### What needs to be done
Give every entry below again, exactly as written, and skip the images.

-- Entries supplied follows --

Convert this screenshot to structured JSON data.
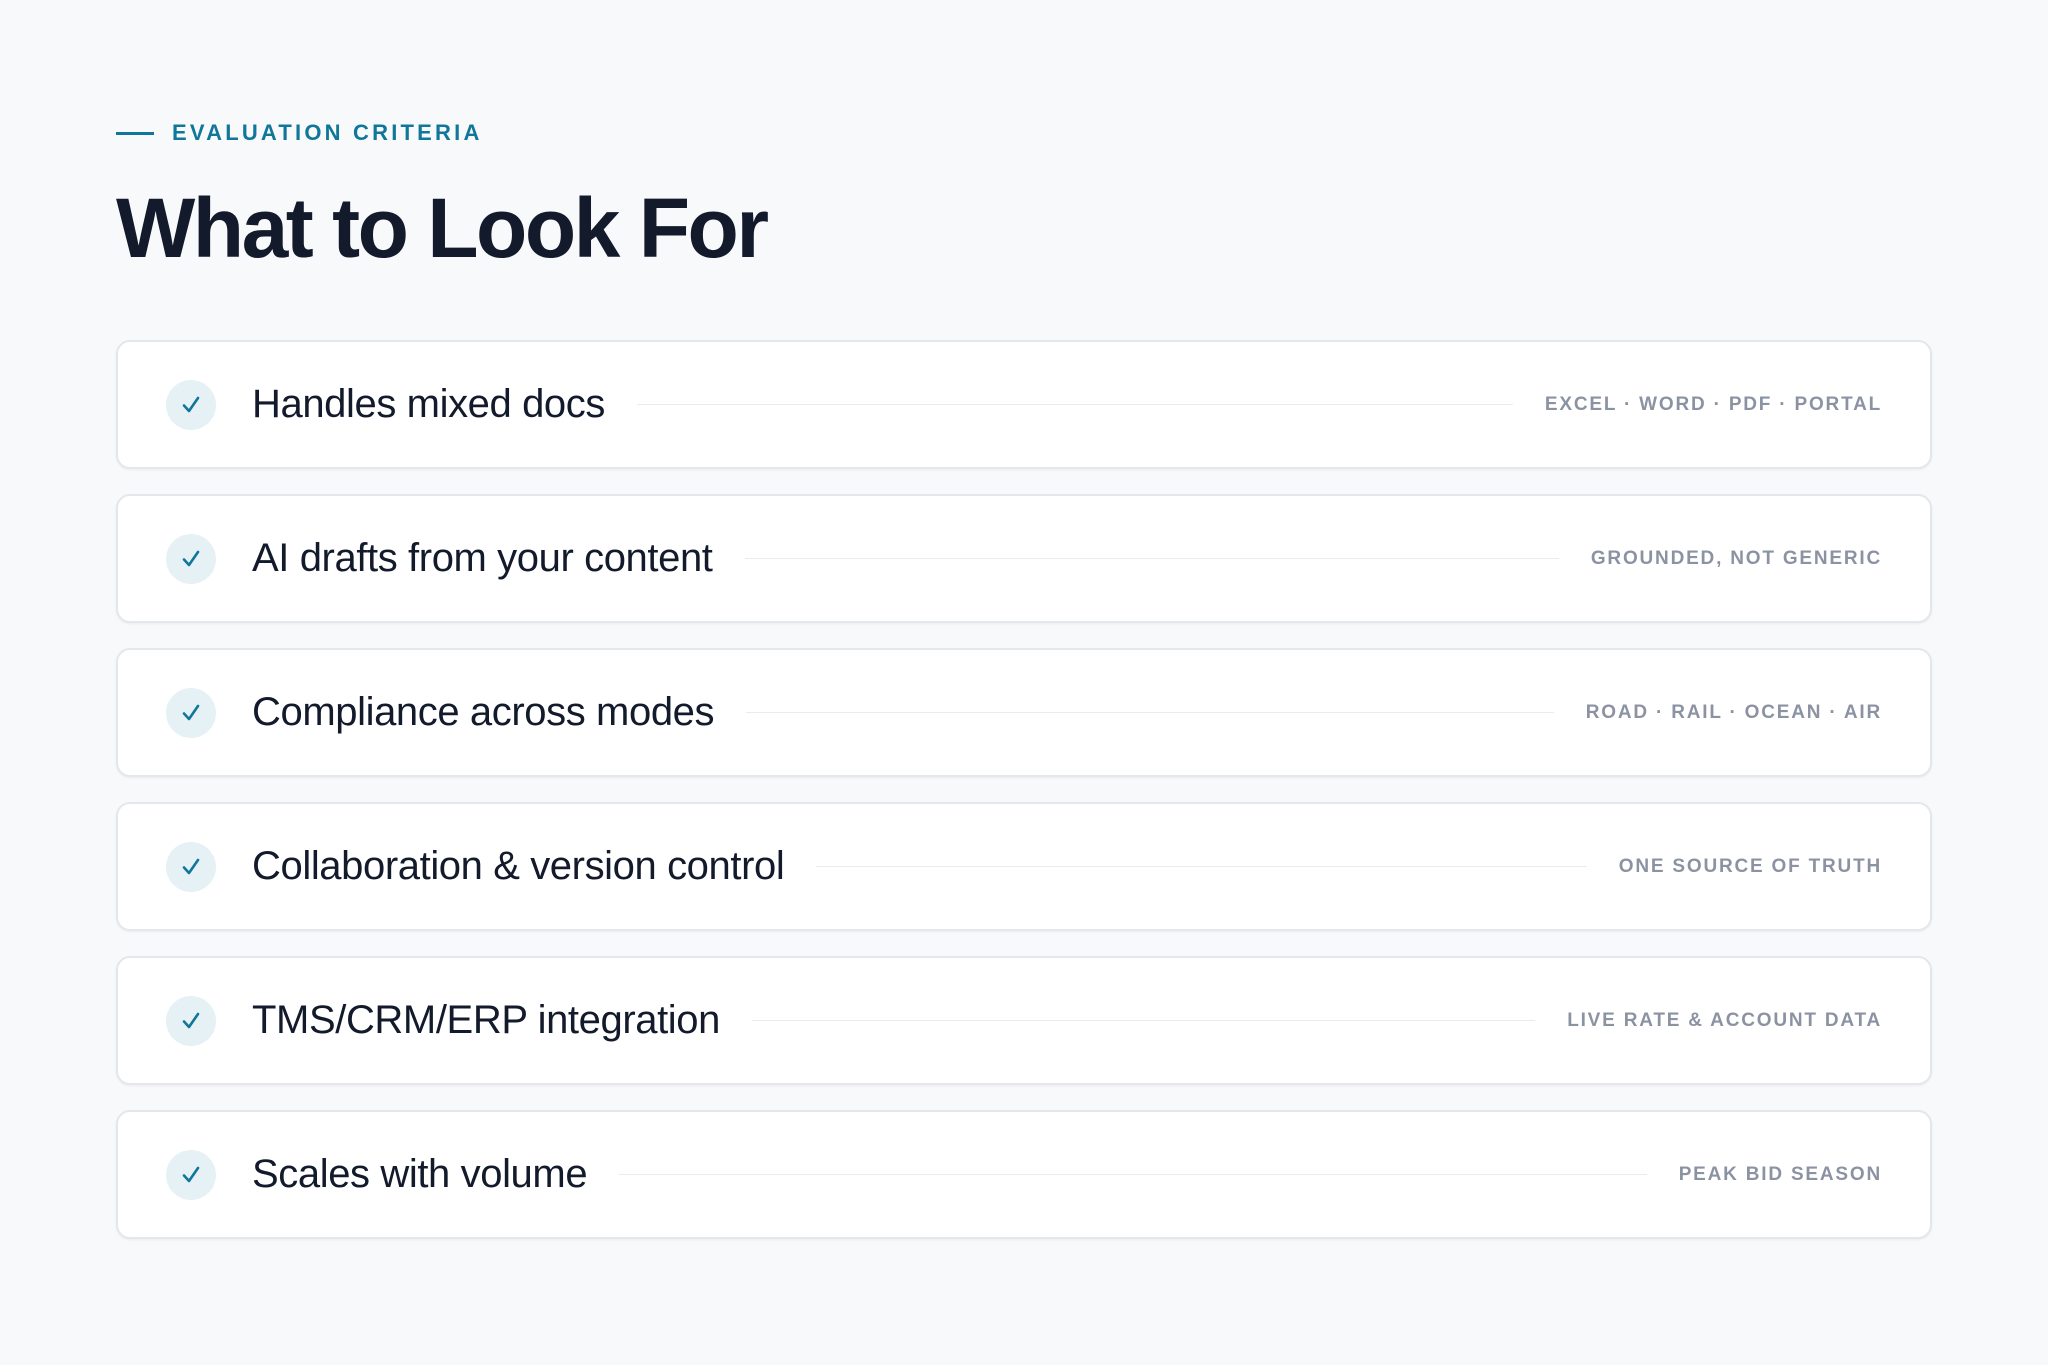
{
  "header": {
    "eyebrow": "EVALUATION CRITERIA",
    "title": "What to Look For"
  },
  "criteria": [
    {
      "title": "Handles mixed docs",
      "tag": "EXCEL · WORD · PDF · PORTAL"
    },
    {
      "title": "AI drafts from your content",
      "tag": "GROUNDED, NOT GENERIC"
    },
    {
      "title": "Compliance across modes",
      "tag": "ROAD · RAIL · OCEAN · AIR"
    },
    {
      "title": "Collaboration & version control",
      "tag": "ONE SOURCE OF TRUTH"
    },
    {
      "title": "TMS/CRM/ERP integration",
      "tag": "LIVE RATE & ACCOUNT DATA"
    },
    {
      "title": "Scales with volume",
      "tag": "PEAK BID SEASON"
    }
  ],
  "colors": {
    "accent": "#11779a",
    "badge_bg": "#e5f1f5",
    "background": "#f8f9fb",
    "text": "#121a2b",
    "muted": "#8b93a3"
  },
  "icons": {
    "check": "check-icon"
  }
}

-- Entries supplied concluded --

### Solution below
Convert this screenshot to structured JSON data.
{
  "header": {
    "eyebrow": "EVALUATION CRITERIA",
    "title": "What to Look For"
  },
  "criteria": [
    {
      "title": "Handles mixed docs",
      "tag": "EXCEL · WORD · PDF · PORTAL"
    },
    {
      "title": "AI drafts from your content",
      "tag": "GROUNDED, NOT GENERIC"
    },
    {
      "title": "Compliance across modes",
      "tag": "ROAD · RAIL · OCEAN · AIR"
    },
    {
      "title": "Collaboration & version control",
      "tag": "ONE SOURCE OF TRUTH"
    },
    {
      "title": "TMS/CRM/ERP integration",
      "tag": "LIVE RATE & ACCOUNT DATA"
    },
    {
      "title": "Scales with volume",
      "tag": "PEAK BID SEASON"
    }
  ],
  "colors": {
    "accent": "#11779a",
    "badge_bg": "#e5f1f5",
    "background": "#f8f9fb",
    "text": "#121a2b",
    "muted": "#8b93a3"
  },
  "icons": {
    "check": "check-icon"
  }
}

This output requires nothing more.